Thursday, November 29, 1895
FIFTY men in these United States have it in their power, by reason of the wealth which they control, to come together within twenty-four hours and arrive at an understanding by which every wheel of trade and commerce may be stopped from revolving, every avenue of trade blocked and every electric key struck dumb. Those fifty men can paralyze the whole country, for they can control the circulation of the currency, and create a panic wherever they will. ~ Chauncey M. Depew
The Hammonds of Bug Run
Along in the sixties, old Jess Hammond came to the three forks of Williams River from Kentucky, seeking a secluded spot. He had just been married and the war held no inducements for him. He reached Williams River where he rested undisturbed until the late railroad developments brought him in contact with others of his kind.
Here he raised a large family of sons and daughters in a very primitive style. They are interesting people to know. As wiry and hardy as the bears which they pursue, with good keen sense hid under a drawling brogue they use.
And what they don’t know about the woods would be hard indeed to find out. The old man and all his boys have that faculty of reading the signs of the forest that James Fenimore Cooper (who could follow the wolf by the cobwebs it had broken in its path) writes of. They have their keen eyes cultivated to the extent that they never pass a living animal without distinguishing it. This is a great faculty, for with the majority of mankind, a bird or beast that remains at rest is apt to be undiscovered, greatly to its advantage, for game once startled cannot be easily shot. The Hammonds have good eyes, which they thank heaven they have never injured by reading.
Their marksmanship is something truly remarkable. They use Winchester rifles, and Pete Hammond has a Winchester, made to order that is a long as any mountain rifle…
Neal Hammond says he has never had any use for a mountain rifle since he “busted a cap” at an old he-bear at about twenty-five yards, and him a feeding. It is no uncommon thing for them to kill a wild turkey on wing with their rifles.

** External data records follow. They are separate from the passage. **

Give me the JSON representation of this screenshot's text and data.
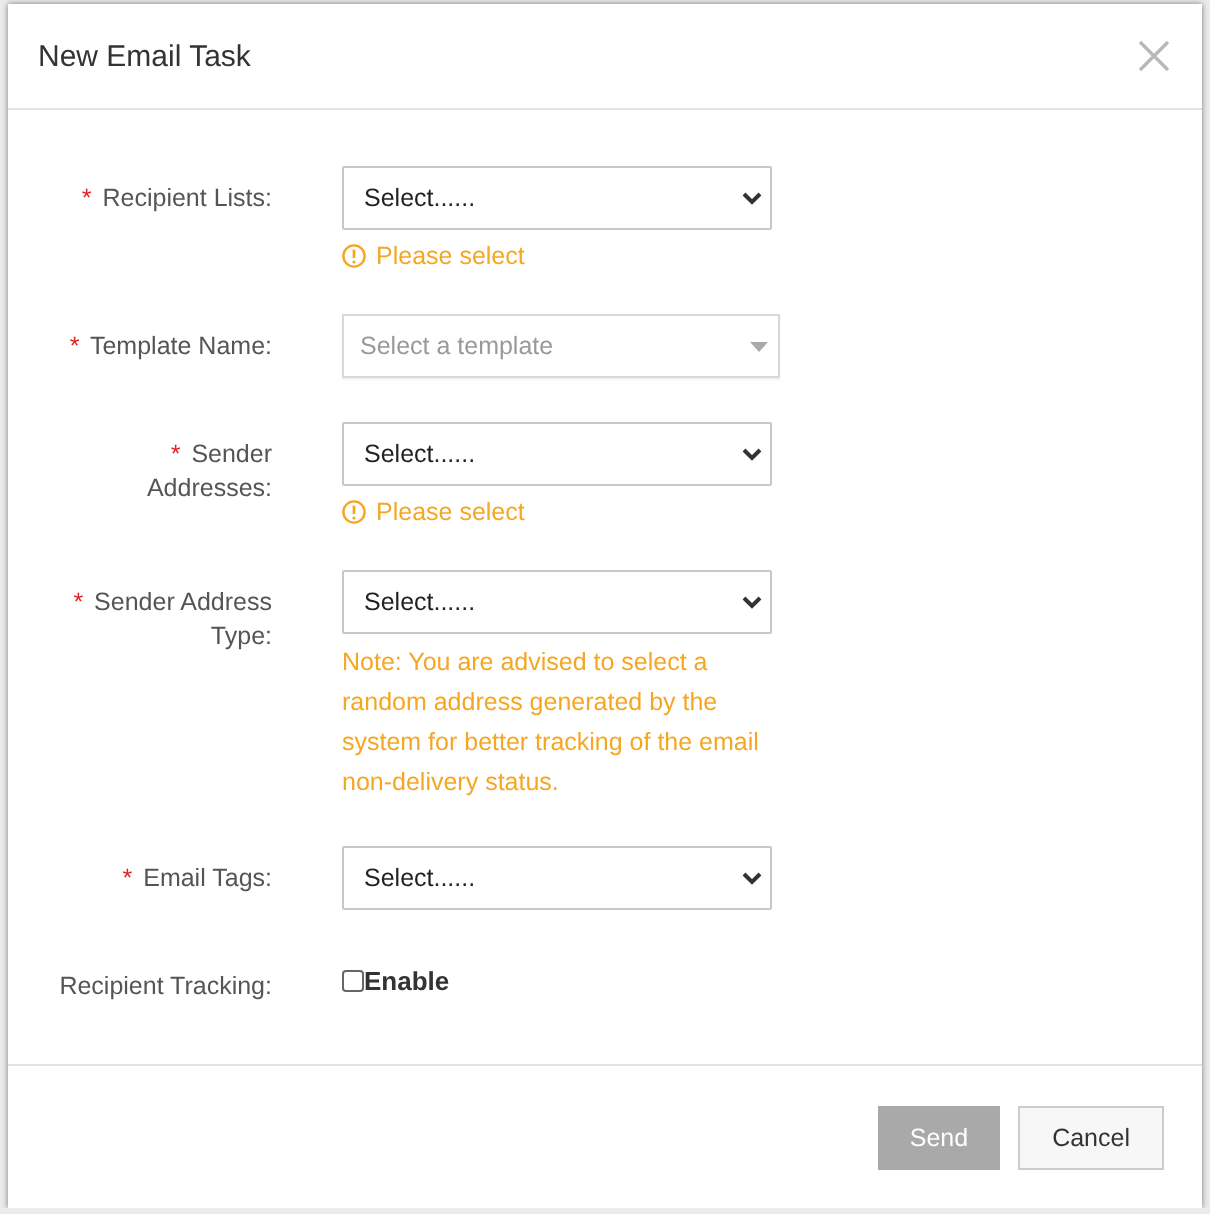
{
  "dialog": {
    "title": "New Email Task"
  },
  "fields": [
    {
      "label": "Recipient Lists:",
      "required_mark": "*",
      "control": {
        "kind": "select",
        "value": "Select......"
      },
      "message": {
        "kind": "error",
        "text": "Please select"
      }
    },
    {
      "label": "Template Name:",
      "required_mark": "*",
      "control": {
        "kind": "combobox",
        "placeholder": "Select a template"
      }
    },
    {
      "label": "Sender Addresses:",
      "required_mark": "*",
      "control": {
        "kind": "select",
        "value": "Select......"
      },
      "message": {
        "kind": "error",
        "text": "Please select"
      }
    },
    {
      "label": "Sender Address Type:",
      "required_mark": "*",
      "control": {
        "kind": "select",
        "value": "Select......"
      },
      "message": {
        "kind": "note",
        "text": "Note: You are advised to select a random address generated by the system for better tracking of the email non-delivery status."
      }
    },
    {
      "label": "Email Tags:",
      "required_mark": "*",
      "control": {
        "kind": "select",
        "value": "Select......"
      }
    },
    {
      "label": "Recipient Tracking:",
      "control": {
        "kind": "checkbox",
        "label": "Enable",
        "checked": false
      }
    }
  ],
  "buttons": [
    {
      "label": "Send",
      "disabled": true
    },
    {
      "label": "Cancel",
      "disabled": false
    }
  ]
}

On one occasion to the writer’s knowledge, Pete Hammond ran a half-mile at the top of his speed to get to a “low place” to which a deer was running. His nerve was good enough to kill the deer the first shot at a distance of seventy yards. A few days after, Neal Hammond shot a deer in the head that was running directly from him. With both eyes open, they take aim in an instant and what they aim to kill, they kill.
The revenue they derive from their hunting must be considerable. The boys kill perhaps an average of twenty deer each a year and several bear. The skins of other animals bring them in a good deal of money. An occasional otter or black fox skin, worth from $8 to $10, is a prize which they often secure.
On the contrary, they will work for a day or two or all night to get a miserable coon out of a mountain pine. On one occasion they spent the greater part of a night after one. They cut down three pine trees, all monsters, and each time the coon escaped, and finally they abandoned him in the biggest tree in that part of the state.
The woods lore that these men know would make a better “Jungle Book” than Kipling ever wrote, and it is a pity that the knowledge of nature which they have acquired cannot be preserved. The ways of the animals that roam the woods are known to them, and he who appreciates the immensity of this kind of knowledge will know that we have been speaking of no common men.